Authored by Gabor Simko, David Lindecker, Tihamer Levendovszky, Ethan Jackson, Sandeep Neema, and Janos Sztipanovits
Authored by William Otte, Abhishek Dubey, Subhav Pradhan, PrithviRaj Patil, Aniruddha Gokhale, Gabor Karsai, and Johnny Willemsen
Authored by William Emfinger, Pranav Kumar, Abhishek Dubey, William Otte, Aniruddha Gokhale, and Gabor Karsai
Authored by Nagabhushan Mahadevan, Abhishek Dubey, Daniel Balasubramanian, and Gabor Karsai
Authored by Daniel Balasubramanian, William Emfinger, Pranav Kumar, William Otte, Abhishek Dubey, and Gabor Karsai
Authored by Benjamin Babjak, Sandor Szilvasi, Peter Volgyesi, Ozgur Yapar, and Prodyot Basu
The systematic design of automotive control applications is a challenging problem due to lack of understanding of the complex and tight interactions that often manifest during the integration of components from the control design phase with the components from software generation and deployment on actual platform/network. In order to address this challenge, we present a systematic methodology and a toolchain using well-defined models to integrate components from various design phases with specific emphasis on restricting the complex interactions that manifest during integration such as timing, deployment, and quantization. We present an experimental platform for the evaluation and testing of the design process. The approach is applied to the development of an adaptive cruise control, and we present experimental results that demonstrate the efficacy of the approach.
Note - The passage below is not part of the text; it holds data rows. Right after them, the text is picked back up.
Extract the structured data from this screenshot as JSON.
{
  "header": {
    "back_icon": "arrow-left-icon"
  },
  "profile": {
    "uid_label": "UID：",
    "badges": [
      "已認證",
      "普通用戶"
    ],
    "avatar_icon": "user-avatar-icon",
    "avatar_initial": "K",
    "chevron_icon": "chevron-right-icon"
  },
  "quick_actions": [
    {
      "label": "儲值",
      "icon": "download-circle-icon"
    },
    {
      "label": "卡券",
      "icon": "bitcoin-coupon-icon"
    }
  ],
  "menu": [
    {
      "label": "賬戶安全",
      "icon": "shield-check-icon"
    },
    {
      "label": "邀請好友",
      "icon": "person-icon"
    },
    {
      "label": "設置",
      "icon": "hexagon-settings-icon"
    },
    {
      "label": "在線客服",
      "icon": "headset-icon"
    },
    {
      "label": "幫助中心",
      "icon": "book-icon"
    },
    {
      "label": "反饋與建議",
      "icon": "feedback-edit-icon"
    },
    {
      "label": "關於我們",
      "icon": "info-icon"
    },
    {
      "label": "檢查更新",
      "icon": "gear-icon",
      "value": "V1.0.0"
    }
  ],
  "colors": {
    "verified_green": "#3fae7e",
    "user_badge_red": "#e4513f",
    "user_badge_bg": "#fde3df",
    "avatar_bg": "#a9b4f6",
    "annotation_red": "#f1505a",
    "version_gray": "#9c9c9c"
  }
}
Authored by Emeka Eyisi, Zhenkai Zhang, Xenofon Koutsoukos, Joseph Porter, Gabor Karsai, and Janos Sztipanovits
Authored by Nagabhushan Mahadevan, Abhishek Dubey, Daniel Balasubramanian, and Gabor Karsai
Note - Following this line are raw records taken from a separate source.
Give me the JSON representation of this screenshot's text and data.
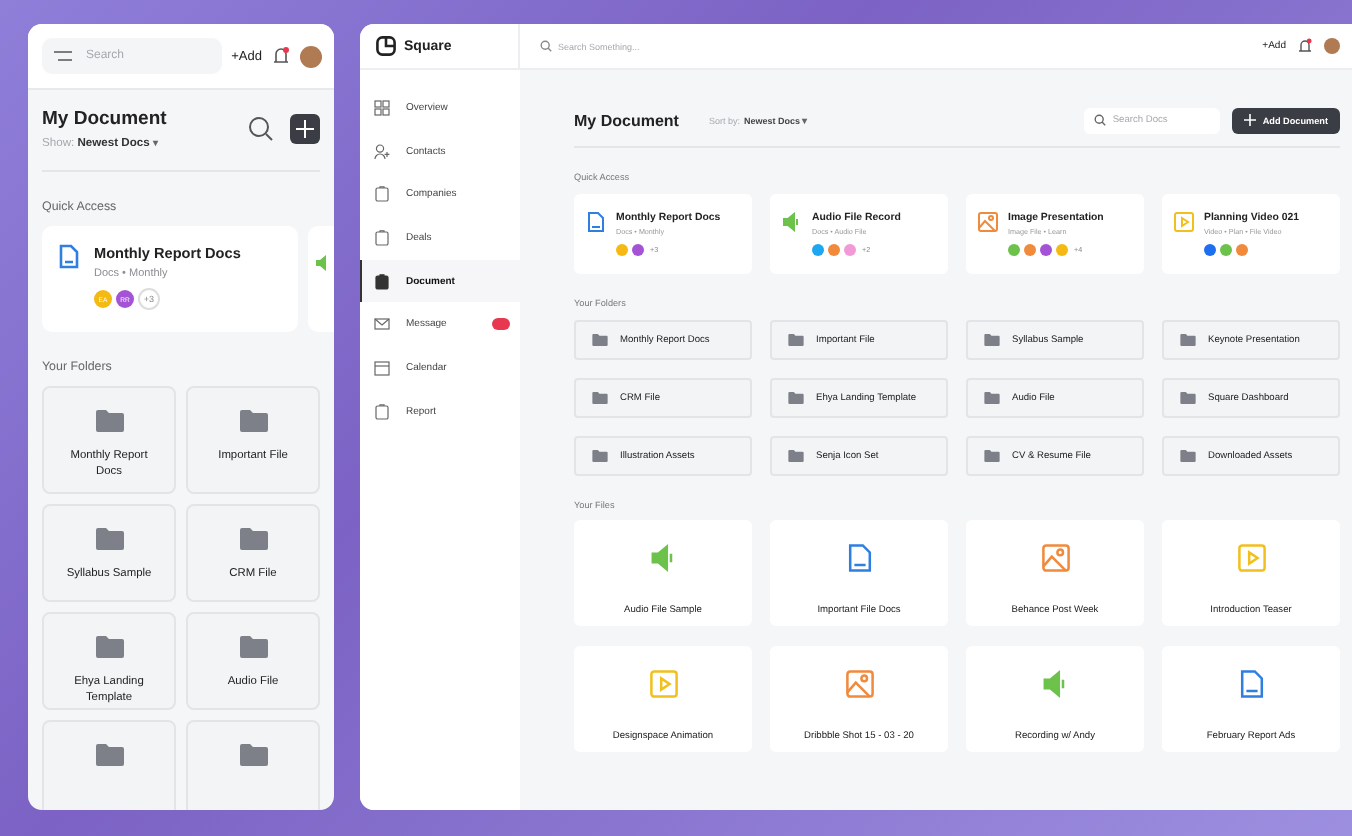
{
  "mobile": {
    "search": {
      "placeholder": "Search"
    },
    "add_label": "+Add",
    "notification": true,
    "title": "My Document",
    "show_label": "Show:",
    "show_value": "Newest Docs",
    "caret": "▾",
    "quick_access_label": "Quick Access",
    "quick_access": [
      {
        "kind": "doc",
        "title": "Monthly Report Docs",
        "subtitle": "Docs • Monthly",
        "avatars": [
          {
            "initials": "EA",
            "color": "#f5b914"
          },
          {
            "initials": "RR",
            "color": "#a553d6"
          }
        ],
        "more": "+3"
      }
    ],
    "peek_card": {
      "kind": "audio"
    },
    "folders_label": "Your Folders",
    "folders": [
      {
        "label": "Monthly Report Docs"
      },
      {
        "label": "Important File"
      },
      {
        "label": "Syllabus Sample"
      },
      {
        "label": "CRM File"
      },
      {
        "label": "Ehya Landing Template"
      },
      {
        "label": "Audio File"
      }
    ],
    "clipped_folders": [
      {
        "kind": "folder"
      },
      {
        "kind": "folder"
      }
    ]
  },
  "desktop": {
    "brand": "Square",
    "sidebar": [
      {
        "label": "Overview",
        "selected": false
      },
      {
        "label": "Contacts",
        "selected": false
      },
      {
        "label": "Companies",
        "selected": false
      },
      {
        "label": "Deals",
        "selected": false
      },
      {
        "label": "Document",
        "selected": true
      },
      {
        "label": "Message",
        "selected": false,
        "badge": true
      },
      {
        "label": "Calendar",
        "selected": false
      },
      {
        "label": "Report",
        "selected": false
      }
    ],
    "search": {
      "placeholder": "Search Something..."
    },
    "add_label": "+Add",
    "notification": true,
    "title": "My Document",
    "sort_label": "Sort by:",
    "sort_value": "Newest Docs",
    "caret": "▾",
    "search_docs": {
      "placeholder": "Search Docs"
    },
    "add_document": "Add Document",
    "quick_access_label": "Quick Access",
    "quick_access": [
      {
        "kind": "doc",
        "title": "Monthly Report Docs",
        "subtitle": "Docs • Monthly",
        "avatars": [
          {
            "color": "#f5b914"
          },
          {
            "color": "#a553d6"
          }
        ],
        "more": "+3"
      },
      {
        "kind": "audio",
        "title": "Audio File Record",
        "subtitle": "Docs • Audio File",
        "avatars": [
          {
            "color": "#1ea7f0"
          },
          {
            "color": "#f08a3c"
          },
          {
            "color": "#f29ad8"
          }
        ],
        "more": "+2"
      },
      {
        "kind": "image",
        "title": "Image Presentation",
        "subtitle": "Image File • Learn",
        "avatars": [
          {
            "color": "#6cc24a"
          },
          {
            "color": "#f08a3c"
          },
          {
            "color": "#a553d6"
          },
          {
            "color": "#f5b914"
          }
        ],
        "more": "+4"
      },
      {
        "kind": "video",
        "title": "Planning Video 021",
        "subtitle": "Video • Plan • File Video",
        "avatars": [
          {
            "color": "#1e6ff0"
          },
          {
            "color": "#6cc24a"
          },
          {
            "color": "#f08a3c"
          }
        ]
      }
    ],
    "folders_label": "Your Folders",
    "folders": [
      {
        "label": "Monthly Report Docs"
      },
      {
        "label": "Important File"
      },
      {
        "label": "Syllabus Sample"
      },
      {
        "label": "Keynote Presentation"
      },
      {
        "label": "CRM File"
      },
      {
        "label": "Ehya Landing Template"
      },
      {
        "label": "Audio File"
      },
      {
        "label": "Square Dashboard"
      },
      {
        "label": "Illustration Assets"
      },
      {
        "label": "Senja Icon Set"
      },
      {
        "label": "CV & Resume File"
      },
      {
        "label": "Downloaded Assets"
      }
    ],
    "files_label": "Your Files",
    "files": [
      {
        "kind": "audio",
        "label": "Audio File Sample"
      },
      {
        "kind": "doc",
        "label": "Important File Docs"
      },
      {
        "kind": "image",
        "label": "Behance Post Week"
      },
      {
        "kind": "video",
        "label": "Introduction Teaser"
      },
      {
        "kind": "video",
        "label": "Designspace Animation"
      },
      {
        "kind": "image",
        "label": "Dribbble Shot 15 - 03 - 20"
      },
      {
        "kind": "audio",
        "label": "Recording w/ Andy"
      },
      {
        "kind": "doc",
        "label": "February Report Ads"
      }
    ]
  }
}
Designing cyber-physical systems (CPS) is challenging due to the tight interactions between software, network/platform, and physical components. A co-simulation method is valuable to enable early system evaluation. In this paper, a co-simulation framework that considers interacting CPS components for design of time-triggered (TT) CPS is proposed. Virtual prototyping of CPS is the core of the proposed framework. A network/platform model in SystemC forms the backbone of the virtual prototyping, which bridges control software and physical environment. The network/platform model consists of processing elements abstracted by realtime operating systems, communication systems, sensors, and actuators. The framework is also integrated with a model-based design tool to enable rapid prototyping. The framework is validated by comparing simulation results with the results from a hardware-in-the-loop automotive simulator.
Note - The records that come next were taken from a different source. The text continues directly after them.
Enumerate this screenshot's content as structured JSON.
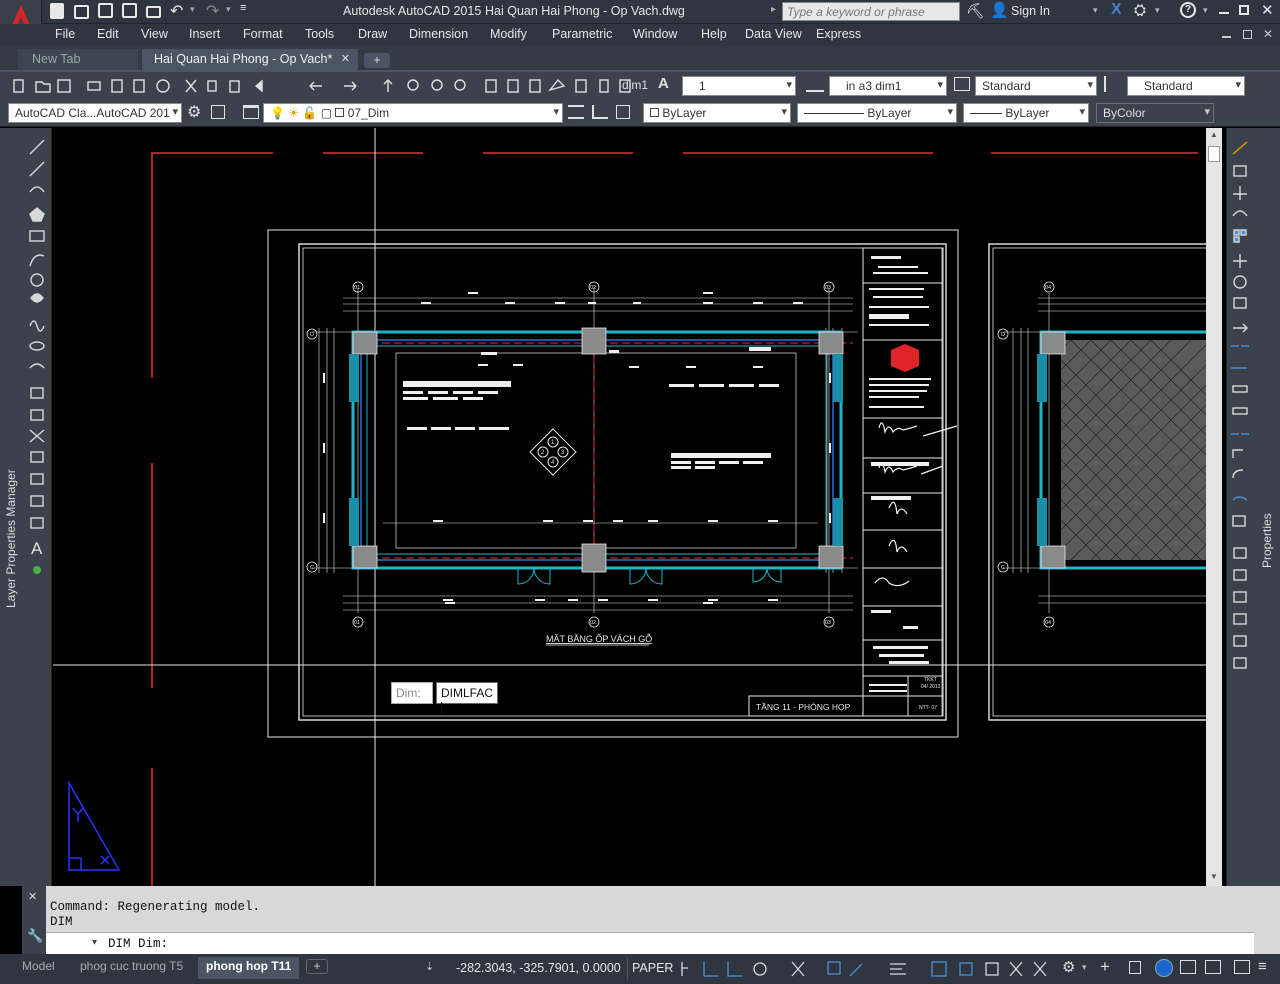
{
  "titlebar": {
    "app_title": "Autodesk AutoCAD 2015",
    "doc_title": "Hai Quan Hai Phong  - Op Vach.dwg",
    "search_placeholder": "Type a keyword or phrase",
    "sign_in": "Sign In"
  },
  "menubar": {
    "items": [
      "File",
      "Edit",
      "View",
      "Insert",
      "Format",
      "Tools",
      "Draw",
      "Dimension",
      "Modify",
      "Parametric",
      "Window",
      "Help",
      "Data View",
      "Express"
    ]
  },
  "tabs": {
    "new_tab": "New Tab",
    "active_tab": "Hai Quan Hai Phong  - Op Vach*",
    "add": "+"
  },
  "toolbar1": {
    "layer_value": "1",
    "dimstyle_value": "in a3 dim1",
    "textstyle_value": "Standard",
    "tablestyle_value": "Standard"
  },
  "toolbar2": {
    "workspace": "AutoCAD Cla...AutoCAD 201",
    "layer": "07_Dim",
    "color": "ByLayer",
    "linetype": "ByLayer",
    "lineweight": "ByLayer",
    "plotstyle": "ByColor"
  },
  "side_panels": {
    "left": "Layer Properties Manager",
    "right": "Properties"
  },
  "drawing": {
    "plan_title": "MẶT BẰNG ỐP VÁCH GỖ",
    "floor_label": "TẦNG 11 - PHÒNG HỌP",
    "grid_top": [
      "01",
      "02",
      "03"
    ],
    "grid_bottom": [
      "01",
      "02",
      "03"
    ],
    "grid_left": [
      "D",
      "C"
    ],
    "grid_right_top": [
      "04"
    ],
    "grid_right_bottom": [
      "04"
    ],
    "grid_far_left": [
      "D",
      "C"
    ],
    "compass": [
      "1",
      "2",
      "3",
      "4"
    ],
    "sheet_no": "NTT- 07",
    "date": "04/ 2013",
    "design": "TKKT"
  },
  "dim_input": {
    "label": "Dim:",
    "value": "DIMLFAC"
  },
  "command": {
    "line1": "Command: Regenerating model.",
    "line2": "DIM",
    "prompt": "DIM Dim:"
  },
  "status": {
    "layout_tabs": [
      "Model",
      "phog cuc truong T5",
      "phong hop T11"
    ],
    "active_layout": "phong hop T11",
    "coords": "-282.3043, -325.7901, 0.0000",
    "space": "PAPER"
  },
  "colors": {
    "canvas": "#000000",
    "wall": "#1fb5c8",
    "grid": "#e53030",
    "hatch": "#888888",
    "ucs": "#2a33ff"
  }
}
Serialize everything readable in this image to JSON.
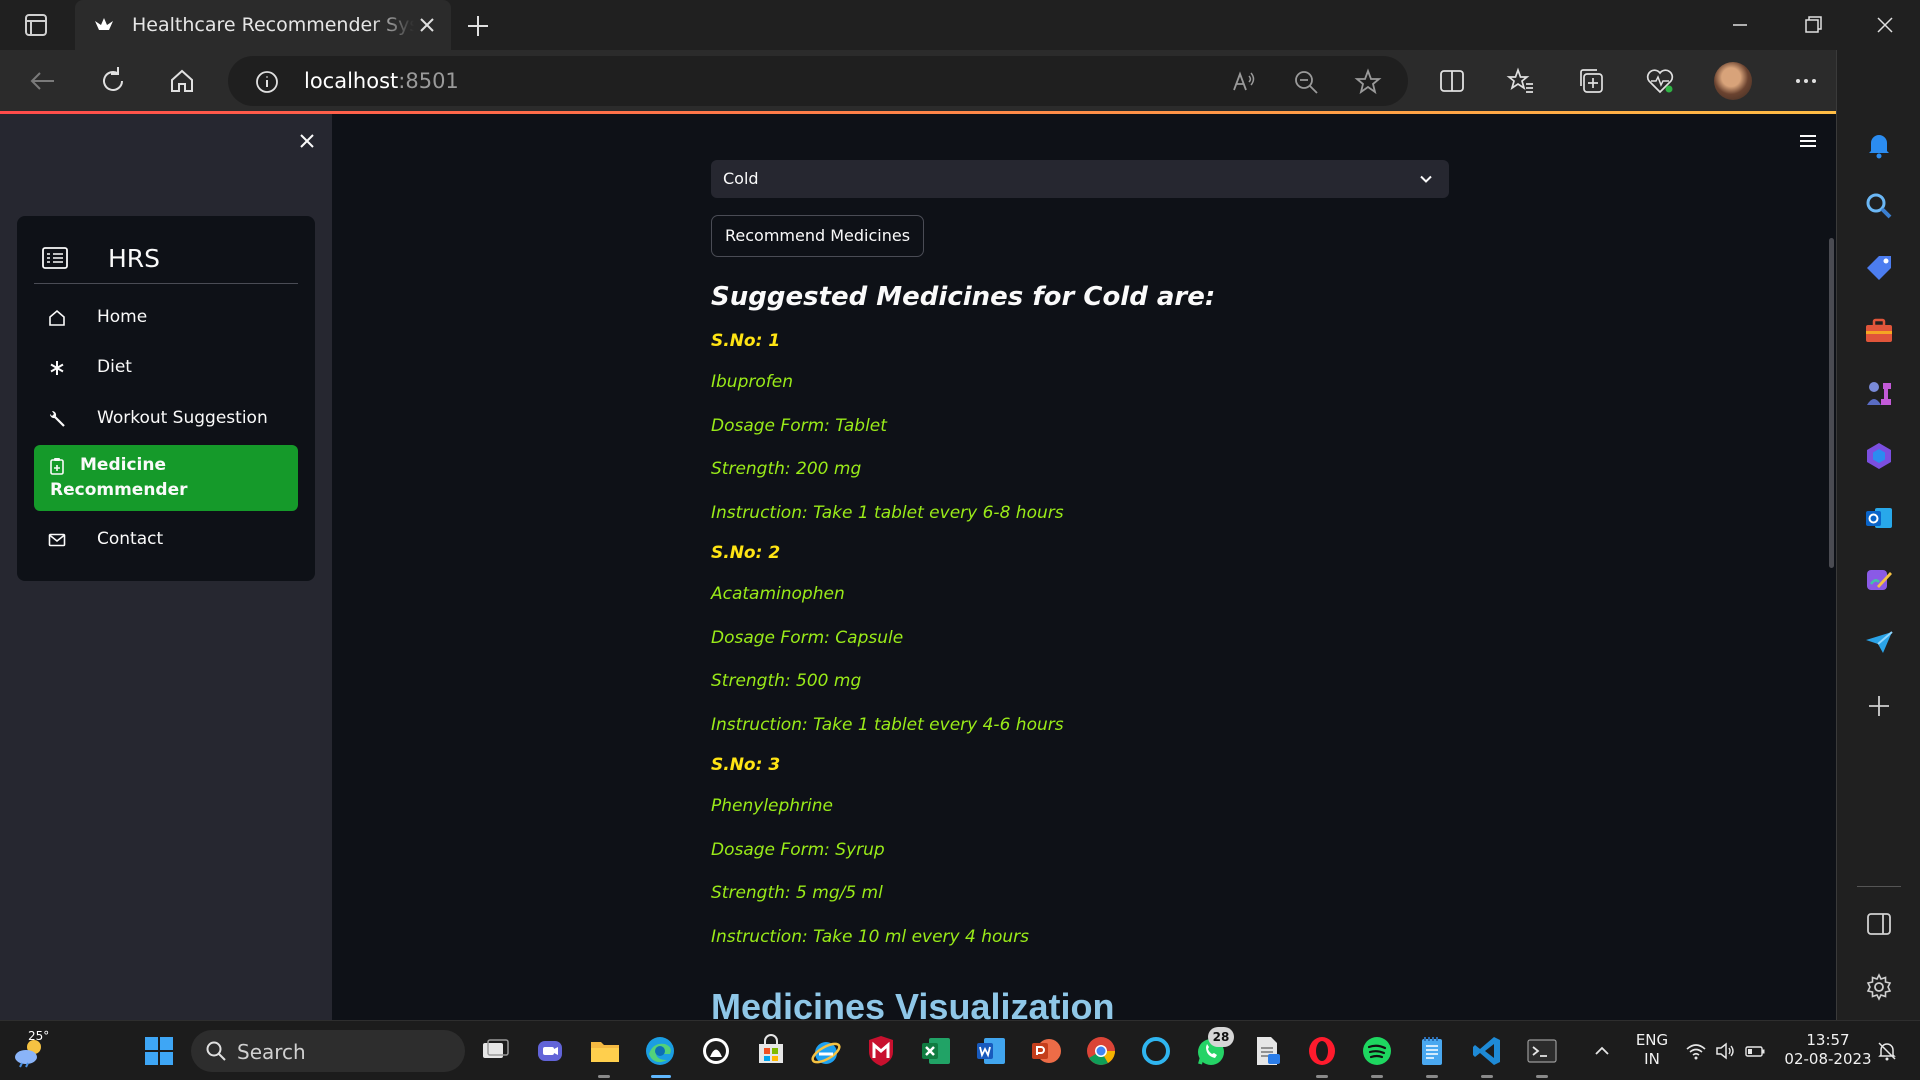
{
  "browser": {
    "tab_title": "Healthcare Recommender System",
    "url_host": "localhost",
    "url_port": ":8501"
  },
  "sidebar": {
    "brand": "HRS",
    "items": [
      {
        "label": "Home",
        "icon": "home-icon"
      },
      {
        "label": "Diet",
        "icon": "asterisk-icon"
      },
      {
        "label": "Workout Suggestion",
        "icon": "wrench-icon"
      },
      {
        "label": "Medicine Recommender",
        "icon": "clipboard-plus-icon",
        "active": true
      },
      {
        "label": "Contact",
        "icon": "envelope-icon"
      }
    ]
  },
  "main": {
    "select_value": "Cold",
    "button_label": "Recommend Medicines",
    "result_title": "Suggested Medicines for Cold are:",
    "medicines": [
      {
        "sno": "S.No: 1",
        "name": "Ibuprofen",
        "form": "Dosage Form: Tablet",
        "strength": "Strength: 200 mg",
        "instruction": "Instruction: Take 1 tablet every 6-8 hours"
      },
      {
        "sno": "S.No: 2",
        "name": "Acataminophen",
        "form": "Dosage Form: Capsule",
        "strength": "Strength: 500 mg",
        "instruction": "Instruction: Take 1 tablet every 4-6 hours"
      },
      {
        "sno": "S.No: 3",
        "name": "Phenylephrine",
        "form": "Dosage Form: Syrup",
        "strength": "Strength: 5 mg/5 ml",
        "instruction": "Instruction: Take 10 ml every 4 hours"
      }
    ],
    "viz_title": "Medicines Visualization"
  },
  "colors": {
    "accent": "#159a2a",
    "medicine_text": "#9aeb19",
    "sno_text": "#ffe414",
    "viz_title": "#8fc7e8",
    "app_bg": "#0e1117",
    "sidebar_bg": "#262730"
  },
  "taskbar": {
    "weather_temp": "25°",
    "search_label": "Search",
    "whatsapp_badge": "28",
    "lang_line1": "ENG",
    "lang_line2": "IN",
    "time": "13:57",
    "date": "02-08-2023"
  }
}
Authored by Zhenkai Zhang, Emeka Eyisi, Xenofon Koutsoukos, Joseph Porter, Gabor Karsai, and Janos Sztipanovits
Authored by Janos Sallai, Peter Volgyesi, Akos Ledeczi, Ken Pence, Ted Bapty, Sandeep Neema, and James Davis
The vision of PolicyForge.org is that it becomes an open repository for privacy policies at local, state and national level; provides collaboration services for discussing, interpreting, and tracking policies; and by embedding formal policy models with relevant ontologies, it provides a wide range of services for authoring, composing, analyzing policy models, and for exporting executable
Authored by Andras Nadas, Laszlo Juracz, Janos Sztipanovits, Mark Frisse, and Ann Olsen
Authored by Joshua Carl, Zsolt Lattmann, and Gautam Biswas
Authored by Kyoungho An, Sumant Tambe, Andrea Sorbini, Sheeladitya Mukherjee, Javier Povedano-Molina, Michael Walker, Nirjhar Vermani, Aniruddha Gokhale, and Paul Pazandak